_SOURCE INFORMATION_:
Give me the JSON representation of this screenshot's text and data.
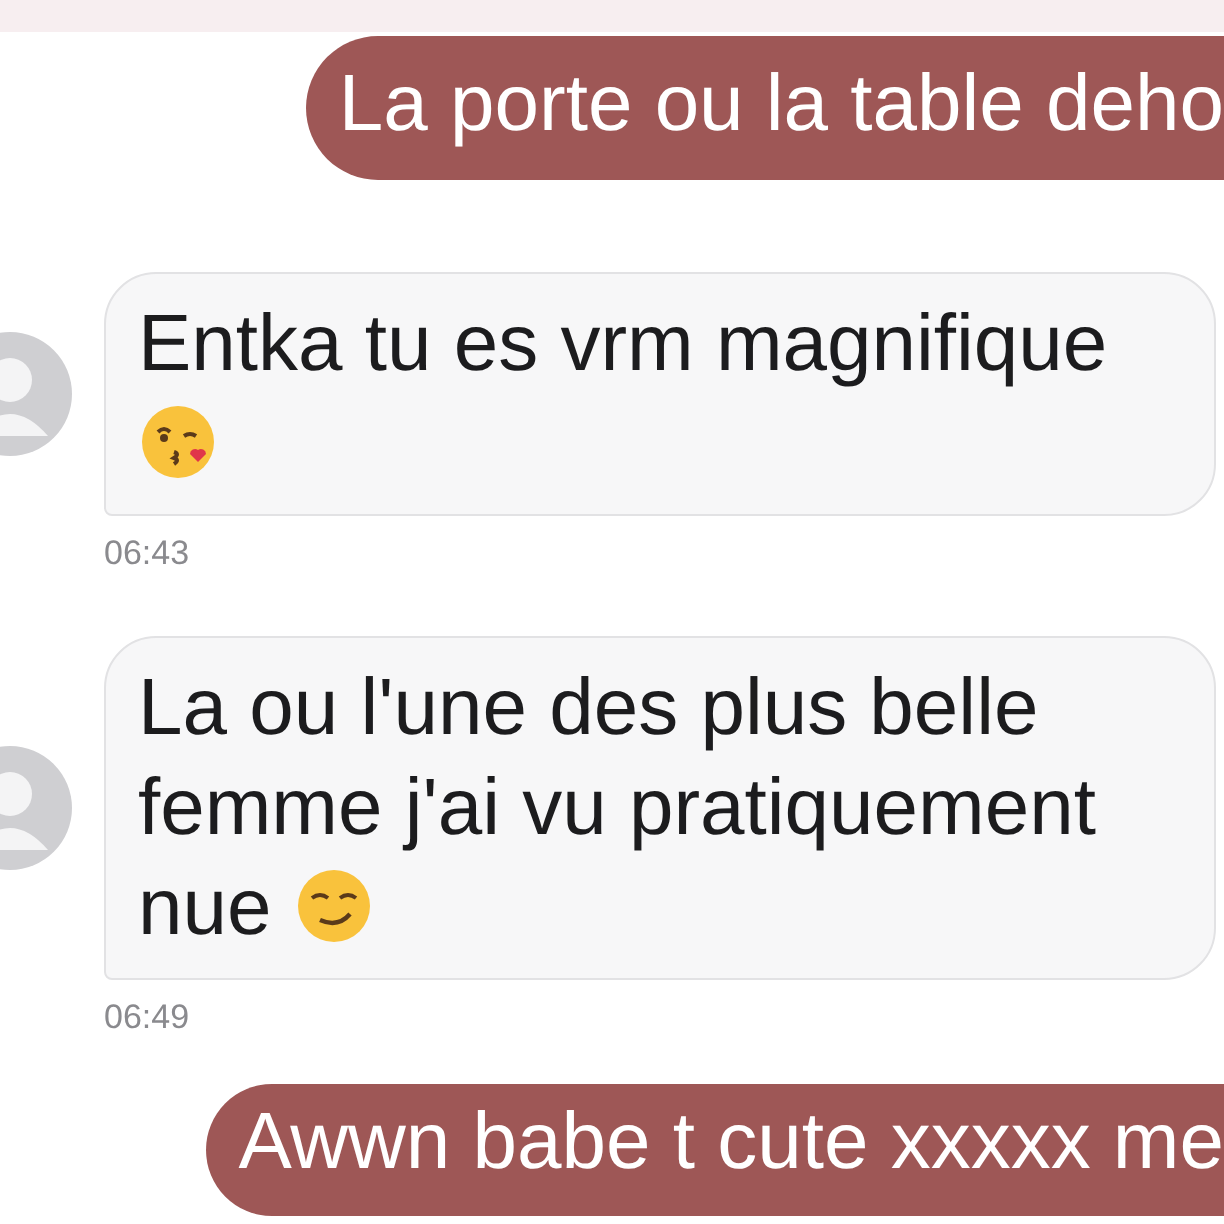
{
  "messages": [
    {
      "kind": "sent",
      "text": "La porte ou la table deho"
    },
    {
      "kind": "received",
      "text": "Entka tu es vrm magnifique",
      "emoji": {
        "kind": "kiss"
      },
      "time": "06:43"
    },
    {
      "kind": "received",
      "text": "La ou l'une des plus belle femme j'ai vu pratiquement nue",
      "emoji": {
        "kind": "smirk"
      },
      "time": "06:49"
    },
    {
      "kind": "sent",
      "text": "Awwn babe t cute xxxxx me"
    }
  ]
}
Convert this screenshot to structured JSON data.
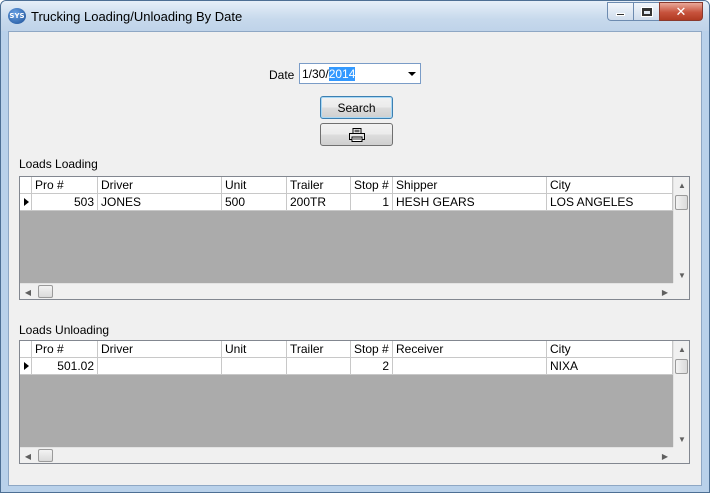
{
  "window": {
    "title": "Trucking Loading/Unloading By Date",
    "icon": "truck-app-icon"
  },
  "filter": {
    "date_label": "Date",
    "date_value_prefix": "1/30/",
    "date_value_selected": "2014"
  },
  "buttons": {
    "search_label": "Search",
    "print_icon": "printer-icon"
  },
  "loading": {
    "label": "Loads Loading",
    "columns": [
      "Pro #",
      "Driver",
      "Unit",
      "Trailer",
      "Stop #",
      "Shipper",
      "City"
    ],
    "rows": [
      {
        "pro": "503",
        "driver": "JONES",
        "unit": "500",
        "trailer": "200TR",
        "stop": "1",
        "party": "HESH GEARS",
        "city": "LOS ANGELES"
      }
    ]
  },
  "unloading": {
    "label": "Loads Unloading",
    "columns": [
      "Pro #",
      "Driver",
      "Unit",
      "Trailer",
      "Stop #",
      "Receiver",
      "City"
    ],
    "rows": [
      {
        "pro": "501.02",
        "driver": "",
        "unit": "",
        "trailer": "",
        "stop": "2",
        "party": "",
        "city": "NIXA"
      }
    ]
  },
  "colors": {
    "title_bar": "#c7d9ec",
    "close_button": "#c7533d",
    "selection": "#3399ff",
    "client_bg": "#f0f0f0",
    "grid_bg": "#ababab"
  }
}
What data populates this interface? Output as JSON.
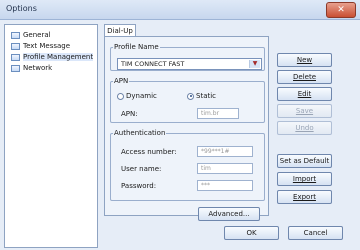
{
  "window": {
    "title": "Options",
    "close_label": "✕"
  },
  "sidebar": {
    "items": [
      {
        "label": "General",
        "icon": "folder-icon"
      },
      {
        "label": "Text Message",
        "icon": "folder-icon"
      },
      {
        "label": "Profile Management",
        "icon": "folder-icon"
      },
      {
        "label": "Network",
        "icon": "folder-icon"
      }
    ]
  },
  "tabs": [
    {
      "label": "Dial-Up"
    }
  ],
  "profile": {
    "legend": "Profile Name",
    "selected": "TIM CONNECT FAST"
  },
  "apn": {
    "legend": "APN",
    "options": [
      "Dynamic",
      "Static"
    ],
    "selected": "Static",
    "label": "APN:",
    "value": "tim.br"
  },
  "auth": {
    "legend": "Authentication",
    "access_number_label": "Access number:",
    "access_number_value": "*99***1#",
    "user_name_label": "User name:",
    "user_name_value": "tim",
    "password_label": "Password:",
    "password_value": "***"
  },
  "buttons": {
    "new": "New",
    "delete": "Delete",
    "edit": "Edit",
    "save": "Save",
    "undo": "Undo",
    "set_default": "Set as Default",
    "import": "Import",
    "export": "Export",
    "advanced": "Advanced...",
    "ok": "OK",
    "cancel": "Cancel"
  }
}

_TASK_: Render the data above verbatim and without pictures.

_RESULT FOR THIS EXERCISE_:
Give me the JSON representation of this screenshot's text and data.
{
  "messages": [
    {
      "kind": "sent",
      "text": "La porte ou la table deho"
    },
    {
      "kind": "received",
      "text": "Entka tu es vrm magnifique",
      "emoji": {
        "kind": "kiss"
      },
      "time": "06:43"
    },
    {
      "kind": "received",
      "text": "La ou l'une des plus belle femme j'ai vu pratiquement nue",
      "emoji": {
        "kind": "smirk"
      },
      "time": "06:49"
    },
    {
      "kind": "sent",
      "text": "Awwn babe t cute xxxxx me"
    }
  ]
}
Convert this screenshot to structured JSON data.
{
  "window": {
    "title": "Trucking Loading/Unloading By Date",
    "icon": "truck-app-icon"
  },
  "filter": {
    "date_label": "Date",
    "date_value_prefix": "1/30/",
    "date_value_selected": "2014"
  },
  "buttons": {
    "search_label": "Search",
    "print_icon": "printer-icon"
  },
  "loading": {
    "label": "Loads Loading",
    "columns": [
      "Pro #",
      "Driver",
      "Unit",
      "Trailer",
      "Stop #",
      "Shipper",
      "City"
    ],
    "rows": [
      {
        "pro": "503",
        "driver": "JONES",
        "unit": "500",
        "trailer": "200TR",
        "stop": "1",
        "party": "HESH GEARS",
        "city": "LOS ANGELES"
      }
    ]
  },
  "unloading": {
    "label": "Loads Unloading",
    "columns": [
      "Pro #",
      "Driver",
      "Unit",
      "Trailer",
      "Stop #",
      "Receiver",
      "City"
    ],
    "rows": [
      {
        "pro": "501.02",
        "driver": "",
        "unit": "",
        "trailer": "",
        "stop": "2",
        "party": "",
        "city": "NIXA"
      }
    ]
  },
  "colors": {
    "title_bar": "#c7d9ec",
    "close_button": "#c7533d",
    "selection": "#3399ff",
    "client_bg": "#f0f0f0",
    "grid_bg": "#ababab"
  }
}
What data populates this interface? Output as JSON.
{
  "window": {
    "title": "Options",
    "close_label": "✕"
  },
  "sidebar": {
    "items": [
      {
        "label": "General",
        "icon": "folder-icon"
      },
      {
        "label": "Text Message",
        "icon": "folder-icon"
      },
      {
        "label": "Profile Management",
        "icon": "folder-icon"
      },
      {
        "label": "Network",
        "icon": "folder-icon"
      }
    ]
  },
  "tabs": [
    {
      "label": "Dial-Up"
    }
  ],
  "profile": {
    "legend": "Profile Name",
    "selected": "TIM CONNECT FAST"
  },
  "apn": {
    "legend": "APN",
    "options": [
      "Dynamic",
      "Static"
    ],
    "selected": "Static",
    "label": "APN:",
    "value": "tim.br"
  },
  "auth": {
    "legend": "Authentication",
    "access_number_label": "Access number:",
    "access_number_value": "*99***1#",
    "user_name_label": "User name:",
    "user_name_value": "tim",
    "password_label": "Password:",
    "password_value": "***"
  },
  "buttons": {
    "new": "New",
    "delete": "Delete",
    "edit": "Edit",
    "save": "Save",
    "undo": "Undo",
    "set_default": "Set as Default",
    "import": "Import",
    "export": "Export",
    "advanced": "Advanced...",
    "ok": "OK",
    "cancel": "Cancel"
  }
}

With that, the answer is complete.